The complaint (PDF) was filed by Anna Conley in the U.S. District Court for the District of New Jersey on October 28, indicating that women and the medical community were not provided with adequate warnings about the risk of severe and potentially debilitating PTC problems from Mirena IUD birth control implants.
PTC, which is also sometimes referred to as idiopathic intracranial hypertension (IIH), involves a build up of cerebrospinal fluid in the skull, which poses a medical emergency and often results in permanent damage to the optic nerve.
Conley indicates that she had a Mirena IUD implanted in January 2007, to provide long-term birth control for up to five years. However, the lawsuit claims that shortly after the device was placed in her uterus, she began to suffer severe headaches, ringing in the ears, dizziness, blurred vision, double vision and general vision loss, as well as pain in the neck, shoulders and back.

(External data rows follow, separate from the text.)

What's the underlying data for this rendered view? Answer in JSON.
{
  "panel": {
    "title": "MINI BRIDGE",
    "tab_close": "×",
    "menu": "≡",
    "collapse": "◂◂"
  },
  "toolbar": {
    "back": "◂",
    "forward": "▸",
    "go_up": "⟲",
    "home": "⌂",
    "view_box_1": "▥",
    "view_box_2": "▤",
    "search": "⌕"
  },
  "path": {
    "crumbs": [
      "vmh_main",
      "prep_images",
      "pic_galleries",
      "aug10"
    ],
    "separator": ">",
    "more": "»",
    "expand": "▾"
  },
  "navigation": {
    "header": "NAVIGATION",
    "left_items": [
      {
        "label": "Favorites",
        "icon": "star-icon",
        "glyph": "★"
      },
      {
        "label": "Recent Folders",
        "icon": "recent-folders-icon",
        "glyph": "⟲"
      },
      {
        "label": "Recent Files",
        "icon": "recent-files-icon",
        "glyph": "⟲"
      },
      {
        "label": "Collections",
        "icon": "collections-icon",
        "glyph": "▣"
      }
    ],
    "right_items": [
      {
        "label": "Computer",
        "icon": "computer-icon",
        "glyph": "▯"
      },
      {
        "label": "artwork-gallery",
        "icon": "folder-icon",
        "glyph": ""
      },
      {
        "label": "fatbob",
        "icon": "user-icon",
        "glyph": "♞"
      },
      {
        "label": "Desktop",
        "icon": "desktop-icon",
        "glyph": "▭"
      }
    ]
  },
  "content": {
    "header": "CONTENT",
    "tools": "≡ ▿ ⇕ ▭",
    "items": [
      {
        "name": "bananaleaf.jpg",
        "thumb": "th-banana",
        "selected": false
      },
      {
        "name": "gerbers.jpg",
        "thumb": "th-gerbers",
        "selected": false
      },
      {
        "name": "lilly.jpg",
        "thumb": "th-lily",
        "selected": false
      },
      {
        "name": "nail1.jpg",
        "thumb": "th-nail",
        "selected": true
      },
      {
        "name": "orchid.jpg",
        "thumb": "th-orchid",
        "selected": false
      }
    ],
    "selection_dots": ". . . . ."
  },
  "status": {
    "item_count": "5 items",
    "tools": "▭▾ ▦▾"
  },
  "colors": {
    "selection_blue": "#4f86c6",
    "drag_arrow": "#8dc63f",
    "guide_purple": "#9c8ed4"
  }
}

The Mirena PTC complications resulted in the need for six lumbar puncture procedures to alleviate the growing pressure on her brain, but the device was not removed until April 2011, several years after she was diagnosed.
“Upon information and believe, because Mirena’s label is devoid of any warnings of PTC or IIH, once a patient’s healthcare provider rules out transient cerebral ischemia or stroke as a cause of symptoms of migraine and/or asymmetrical vision loss, the healthcare provider will not typically know or advice a patient with PTC to remove Mirena, which causes or contributes to the development and/or progression of PTC/IIH,” according to the complaint.
Conley’s case joins a growing number of Mirena IUD lawsuits over pseudotumor cerebri, each raising similar allegations that plaintiffs may have avoided severe and potentially life-long problems from permanent optic nerve damage if the drug maker had provided warnings.